AFAS donor establishes a charitable gift annuity as a lasting legacy.
Captain Paul Litteau was raised in an Air Force family. He was born in Chicago in 1942, during the early days of World War II, and remembers most of his upbringing having been impacted by the war.
His stepfather, Ernest R. McDowell, had planned for a life of military service. He enlisted in the Army Air Corps and was training to be a bombardier before an injury prevented him from completing that program. He continued to serve throughout the war, but in light of his injury was discharged as a Sergeant as the military downsized. For many years thereafter he authored, co-authored, or otherwise contributed to several well-regarded histories of the development of airpower for Squadron Signal Publishing Company.
“My family showed high regard and appreciation toward those who had served,” said Capt. Litteau. “For me, when my turn came, it was paying my dues. It was what I owed my country and those who had served before me.”
Capt. Litteau enrolled in the ROTC program at Lane Technical College Preparatory High School in Chicago. He then continued in Air Force ROTC while attending Illinois Institute of Technology (IIT), where he attained a degree in Mathematics, with a minor in Physics.
After graduation, and upon completion of the summer camp requirement, he was commissioned as a Second Lieutenant on July 11, 1964. His academic background fit the profile of an Air Force weather officer, which was his assigned specialty.
Capt. Litteau and his high school sweetheart Donna were married shortly after he was commissioned, and he spent the first year of their married life at Texas A&M University where he completed the Air Force professional meteorology training program. Texas A&M was one of several schools used by the Air Force at the time for this purpose. Capt. Litteau recalls that there were about 100 newly commissioned fellow officers in the program at that time.

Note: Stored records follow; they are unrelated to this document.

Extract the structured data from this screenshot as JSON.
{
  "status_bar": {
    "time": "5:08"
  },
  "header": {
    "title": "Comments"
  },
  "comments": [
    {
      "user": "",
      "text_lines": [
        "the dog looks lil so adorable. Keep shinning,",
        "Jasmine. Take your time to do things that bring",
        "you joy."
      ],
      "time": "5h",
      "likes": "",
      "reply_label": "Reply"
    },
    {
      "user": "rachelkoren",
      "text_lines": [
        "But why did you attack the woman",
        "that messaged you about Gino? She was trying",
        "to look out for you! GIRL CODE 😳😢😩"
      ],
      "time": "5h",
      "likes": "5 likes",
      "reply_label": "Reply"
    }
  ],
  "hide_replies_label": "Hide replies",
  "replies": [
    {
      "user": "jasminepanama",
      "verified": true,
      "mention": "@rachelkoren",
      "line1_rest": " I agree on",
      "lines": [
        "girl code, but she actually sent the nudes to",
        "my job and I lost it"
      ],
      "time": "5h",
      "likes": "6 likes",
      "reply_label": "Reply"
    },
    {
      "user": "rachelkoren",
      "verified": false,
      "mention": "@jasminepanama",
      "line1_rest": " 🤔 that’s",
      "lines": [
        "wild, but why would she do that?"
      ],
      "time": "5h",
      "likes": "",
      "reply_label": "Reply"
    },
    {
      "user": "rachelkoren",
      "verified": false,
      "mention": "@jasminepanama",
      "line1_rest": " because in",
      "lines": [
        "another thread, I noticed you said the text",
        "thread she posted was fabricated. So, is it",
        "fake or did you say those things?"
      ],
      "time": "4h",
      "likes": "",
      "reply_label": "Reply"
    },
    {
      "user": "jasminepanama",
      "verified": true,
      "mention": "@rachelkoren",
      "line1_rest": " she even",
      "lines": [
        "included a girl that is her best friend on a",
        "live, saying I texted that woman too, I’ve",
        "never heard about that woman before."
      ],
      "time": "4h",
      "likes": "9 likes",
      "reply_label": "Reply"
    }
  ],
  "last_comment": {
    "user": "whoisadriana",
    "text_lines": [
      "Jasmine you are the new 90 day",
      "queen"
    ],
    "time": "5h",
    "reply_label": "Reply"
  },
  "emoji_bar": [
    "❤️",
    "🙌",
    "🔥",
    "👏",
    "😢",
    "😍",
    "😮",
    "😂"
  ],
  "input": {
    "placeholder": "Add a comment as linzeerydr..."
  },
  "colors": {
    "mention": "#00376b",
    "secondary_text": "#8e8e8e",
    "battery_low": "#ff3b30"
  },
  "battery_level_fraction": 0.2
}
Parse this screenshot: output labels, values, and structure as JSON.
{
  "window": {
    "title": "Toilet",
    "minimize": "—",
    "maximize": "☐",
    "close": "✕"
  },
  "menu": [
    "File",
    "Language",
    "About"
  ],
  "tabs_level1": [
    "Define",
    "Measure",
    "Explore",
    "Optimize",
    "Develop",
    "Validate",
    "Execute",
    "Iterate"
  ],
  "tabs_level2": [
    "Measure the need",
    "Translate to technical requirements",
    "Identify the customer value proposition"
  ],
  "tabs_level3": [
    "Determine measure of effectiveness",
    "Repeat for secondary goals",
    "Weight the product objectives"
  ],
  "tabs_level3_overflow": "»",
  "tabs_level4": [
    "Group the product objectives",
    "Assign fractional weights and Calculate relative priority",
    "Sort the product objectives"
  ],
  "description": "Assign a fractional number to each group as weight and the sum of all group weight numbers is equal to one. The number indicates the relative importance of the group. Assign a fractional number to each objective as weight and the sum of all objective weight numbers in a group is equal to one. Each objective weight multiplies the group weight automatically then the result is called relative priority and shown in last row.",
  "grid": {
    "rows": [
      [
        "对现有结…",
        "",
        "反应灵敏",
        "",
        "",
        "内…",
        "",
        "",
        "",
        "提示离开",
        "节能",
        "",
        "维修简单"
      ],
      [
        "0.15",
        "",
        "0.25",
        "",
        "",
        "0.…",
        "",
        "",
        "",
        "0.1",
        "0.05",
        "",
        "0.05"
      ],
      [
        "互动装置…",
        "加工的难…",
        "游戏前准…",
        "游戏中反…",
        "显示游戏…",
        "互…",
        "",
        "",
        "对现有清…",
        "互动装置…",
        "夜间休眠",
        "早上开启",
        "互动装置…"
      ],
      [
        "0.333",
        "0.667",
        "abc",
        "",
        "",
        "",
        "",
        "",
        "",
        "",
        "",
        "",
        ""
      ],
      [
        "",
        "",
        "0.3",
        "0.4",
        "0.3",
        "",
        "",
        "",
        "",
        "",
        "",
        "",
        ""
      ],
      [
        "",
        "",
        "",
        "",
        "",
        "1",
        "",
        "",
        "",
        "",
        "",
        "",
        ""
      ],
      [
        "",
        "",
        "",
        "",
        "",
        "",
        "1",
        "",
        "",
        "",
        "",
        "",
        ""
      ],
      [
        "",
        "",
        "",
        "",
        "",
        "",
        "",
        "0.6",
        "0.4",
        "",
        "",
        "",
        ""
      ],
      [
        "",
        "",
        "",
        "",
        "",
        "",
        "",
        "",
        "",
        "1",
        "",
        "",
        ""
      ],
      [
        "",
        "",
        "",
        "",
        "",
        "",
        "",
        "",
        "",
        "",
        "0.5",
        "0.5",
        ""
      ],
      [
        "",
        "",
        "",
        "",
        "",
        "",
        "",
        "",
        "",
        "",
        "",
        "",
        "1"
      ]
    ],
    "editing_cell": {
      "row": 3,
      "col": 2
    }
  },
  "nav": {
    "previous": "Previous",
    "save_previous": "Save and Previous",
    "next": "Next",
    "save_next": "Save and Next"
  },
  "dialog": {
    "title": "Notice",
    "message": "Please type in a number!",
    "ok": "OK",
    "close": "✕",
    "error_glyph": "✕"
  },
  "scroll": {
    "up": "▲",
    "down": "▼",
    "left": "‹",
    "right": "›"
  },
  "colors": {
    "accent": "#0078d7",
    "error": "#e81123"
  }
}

After completion of training, his first duty assignment was as a Weather Officer to Suffolk County Air Force Base, an Air Defense Command base on Long Island. Capt. Litteau served there until the completion of his active duty obligation and was discharged in 1968.
“I didn’t have a clear career goal after college,” Capt. Litteau recalled. “The Air Force provided me with a great opportunity to use and develop my background. It was an interesting job, which gave me the chance to be a part of operations and to work with the pilots and meet astronauts as they passed through.”
After the Air Force, Capt. Litteau says he was introduced to the financial services industry through his military connections. He began this career with the National Association of Securities Dealers, now known as the Financial Industry Regulatory Authority (FINRA), and later served as a vice president for a large international investment bank. While working during the day, he obtained his MBA degree in finance from the part-time program at Loyola University of Chicago.
Since 1982, Capt. Litteau has had his own consulting and educational practice in financial services. He has worked with and for governmental, industry and academic groups in the USA, Eastern Europe, Africa and Asia. He has trained personnel involved in the securities industry from entry to managerial level and has taught graduate and undergraduate level finance courses. He has also served as an arbitrator for FINRA and has assisted parties engaged in litigation and dispute resolution.
Capt. Litteau has established charitable gift annuities with AFAS and other organizations. “I wanted to make this part of my estate plan, providing for organizations that have had an impact on my life, as well as with other entities with which we have worked, and which are providing worthwhile services,” he said.
These have included colleges where he earned his degrees, as well as charities serving those in need nationally and internationally. “I like setting up charitable gift annuities because it is not just a one- time disbursement. The funds will be there and will be used over the long-term to meet needs as they arise,” he added.
For his most recent charitable gift annuity, he looked for an agency that provided support to those serving in the Air Force and their families. The Air Force Aid Society’s mission, along with its four-star rating on Charity Navigator met these objectives.
“It is important to be there for those who have volunteered to serve our country,” he said. Capt. LItteau
urges potential donors to think of contributing to AFAS because “you know where the assistance is going.” Adding that, “Airmen and their families who will receive it have earned our support.”